TASK BRIEF: Could you give back every record below exactly, leaving out the pictures?

GIVEN RECORDS:
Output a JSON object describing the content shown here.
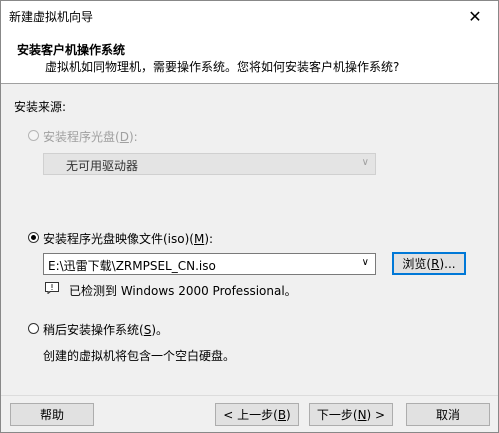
{
  "window": {
    "title": "新建虚拟机向导",
    "close_glyph": "✕"
  },
  "header": {
    "title": "安装客户机操作系统",
    "subtitle": "虚拟机如同物理机，需要操作系统。您将如何安装客户机操作系统?"
  },
  "install_source_label": "安装来源:",
  "options": {
    "disc": {
      "label_pre": "安装程序光盘(",
      "key": "D",
      "label_post": "):",
      "selected": false,
      "enabled": false
    },
    "disc_drive": {
      "value": "无可用驱动器"
    },
    "iso": {
      "label_pre": "安装程序光盘映像文件(iso)(",
      "key": "M",
      "label_post": "):",
      "selected": true,
      "enabled": true
    },
    "iso_path": {
      "value": "E:\\迅雷下载\\ZRMPSEL_CN.iso"
    },
    "browse": {
      "label_pre": "浏览(",
      "key": "R",
      "label_post": ")..."
    },
    "detected": "已检测到 Windows 2000 Professional。",
    "later": {
      "label_pre": "稍后安装操作系统(",
      "key": "S",
      "label_post": ")。",
      "selected": false,
      "enabled": true
    },
    "later_desc": "创建的虚拟机将包含一个空白硬盘。"
  },
  "footer": {
    "help": "帮助",
    "back": {
      "label_pre": "< 上一步(",
      "key": "B",
      "label_post": ")"
    },
    "next": {
      "label_pre": "下一步(",
      "key": "N",
      "label_post": ") >"
    },
    "cancel": "取消"
  }
}
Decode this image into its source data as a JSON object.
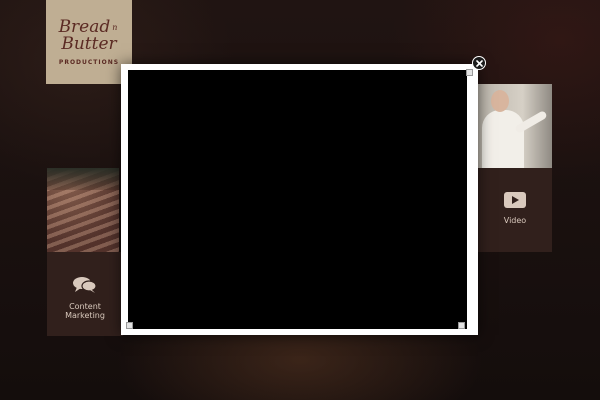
{
  "logo": {
    "line1": "Bread",
    "connector": "n",
    "line2": "Butter",
    "subtitle": "PRODUCTIONS"
  },
  "tiles": {
    "content_marketing": {
      "icon": "chat-bubbles-icon",
      "label_line1": "Content",
      "label_line2": "Marketing"
    },
    "video": {
      "icon": "play-icon",
      "label": "Video"
    }
  },
  "modal": {
    "close_icon": "close-icon",
    "player_color": "#000000",
    "frame_color": "#ffffff"
  },
  "colors": {
    "tile_background": "#31201c",
    "logo_background": "#bfae93",
    "logo_text": "#5b2a23"
  }
}
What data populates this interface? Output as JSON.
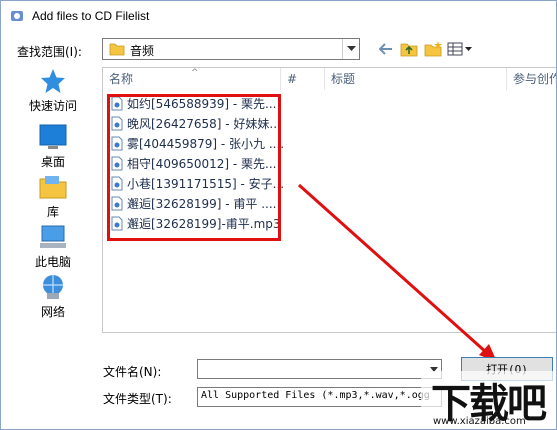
{
  "window": {
    "title": "Add files to CD Filelist"
  },
  "lookin": {
    "label": "查找范围(I):",
    "value": "音频"
  },
  "places": [
    {
      "label": "快速访问",
      "icon": "star-icon"
    },
    {
      "label": "桌面",
      "icon": "desktop-icon"
    },
    {
      "label": "库",
      "icon": "library-icon"
    },
    {
      "label": "此电脑",
      "icon": "computer-icon"
    },
    {
      "label": "网络",
      "icon": "network-icon"
    }
  ],
  "columns": [
    "名称",
    "#",
    "标题",
    "参与创作"
  ],
  "files": [
    "如约[546588939] - 栗先...",
    "晚风[26427658] - 好妹妹...",
    "雾[404459879] - 张小九 ....",
    "相守[409650012] - 栗先...",
    "小巷[1391171515] - 安子...",
    "邂逅[32628199] - 甫平 ....",
    "邂逅[32628199]-甫平.mp3"
  ],
  "filename": {
    "label": "文件名(N):",
    "value": ""
  },
  "filetype": {
    "label": "文件类型(T):",
    "value": "All Supported Files (*.mp3,*.wav,*.ogg"
  },
  "open_button": "打开(O)",
  "watermark": {
    "text": "下载吧",
    "url": "www.xiazaiba.com"
  },
  "colors": {
    "highlight_box": "#e01010",
    "arrow": "#e01010"
  }
}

PROBLEM SOLUTION:
Output a JSON object describing the content shown here.
{
  "window": {
    "title": "新建虚拟机向导",
    "close_glyph": "✕"
  },
  "header": {
    "title": "安装客户机操作系统",
    "subtitle": "虚拟机如同物理机，需要操作系统。您将如何安装客户机操作系统?"
  },
  "install_source_label": "安装来源:",
  "options": {
    "disc": {
      "label_pre": "安装程序光盘(",
      "key": "D",
      "label_post": "):",
      "selected": false,
      "enabled": false
    },
    "disc_drive": {
      "value": "无可用驱动器"
    },
    "iso": {
      "label_pre": "安装程序光盘映像文件(iso)(",
      "key": "M",
      "label_post": "):",
      "selected": true,
      "enabled": true
    },
    "iso_path": {
      "value": "E:\\迅雷下载\\ZRMPSEL_CN.iso"
    },
    "browse": {
      "label_pre": "浏览(",
      "key": "R",
      "label_post": ")..."
    },
    "detected": "已检测到 Windows 2000 Professional。",
    "later": {
      "label_pre": "稍后安装操作系统(",
      "key": "S",
      "label_post": ")。",
      "selected": false,
      "enabled": true
    },
    "later_desc": "创建的虚拟机将包含一个空白硬盘。"
  },
  "footer": {
    "help": "帮助",
    "back": {
      "label_pre": "< 上一步(",
      "key": "B",
      "label_post": ")"
    },
    "next": {
      "label_pre": "下一步(",
      "key": "N",
      "label_post": ") >"
    },
    "cancel": "取消"
  }
}
Decode this image into its source data as a JSON object.
{
  "logo": {
    "line1": "Bread",
    "connector": "n",
    "line2": "Butter",
    "subtitle": "PRODUCTIONS"
  },
  "tiles": {
    "content_marketing": {
      "icon": "chat-bubbles-icon",
      "label_line1": "Content",
      "label_line2": "Marketing"
    },
    "video": {
      "icon": "play-icon",
      "label": "Video"
    }
  },
  "modal": {
    "close_icon": "close-icon",
    "player_color": "#000000",
    "frame_color": "#ffffff"
  },
  "colors": {
    "tile_background": "#31201c",
    "logo_background": "#bfae93",
    "logo_text": "#5b2a23"
  }
}
What data populates this interface? Output as JSON.
{
  "window": {
    "title": "Add files to CD Filelist"
  },
  "lookin": {
    "label": "查找范围(I):",
    "value": "音频"
  },
  "places": [
    {
      "label": "快速访问",
      "icon": "star-icon"
    },
    {
      "label": "桌面",
      "icon": "desktop-icon"
    },
    {
      "label": "库",
      "icon": "library-icon"
    },
    {
      "label": "此电脑",
      "icon": "computer-icon"
    },
    {
      "label": "网络",
      "icon": "network-icon"
    }
  ],
  "columns": [
    "名称",
    "#",
    "标题",
    "参与创作"
  ],
  "files": [
    "如约[546588939] - 栗先...",
    "晚风[26427658] - 好妹妹...",
    "雾[404459879] - 张小九 ....",
    "相守[409650012] - 栗先...",
    "小巷[1391171515] - 安子...",
    "邂逅[32628199] - 甫平 ....",
    "邂逅[32628199]-甫平.mp3"
  ],
  "filename": {
    "label": "文件名(N):",
    "value": ""
  },
  "filetype": {
    "label": "文件类型(T):",
    "value": "All Supported Files (*.mp3,*.wav,*.ogg"
  },
  "open_button": "打开(O)",
  "watermark": {
    "text": "下载吧",
    "url": "www.xiazaiba.com"
  },
  "colors": {
    "highlight_box": "#e01010",
    "arrow": "#e01010"
  }
}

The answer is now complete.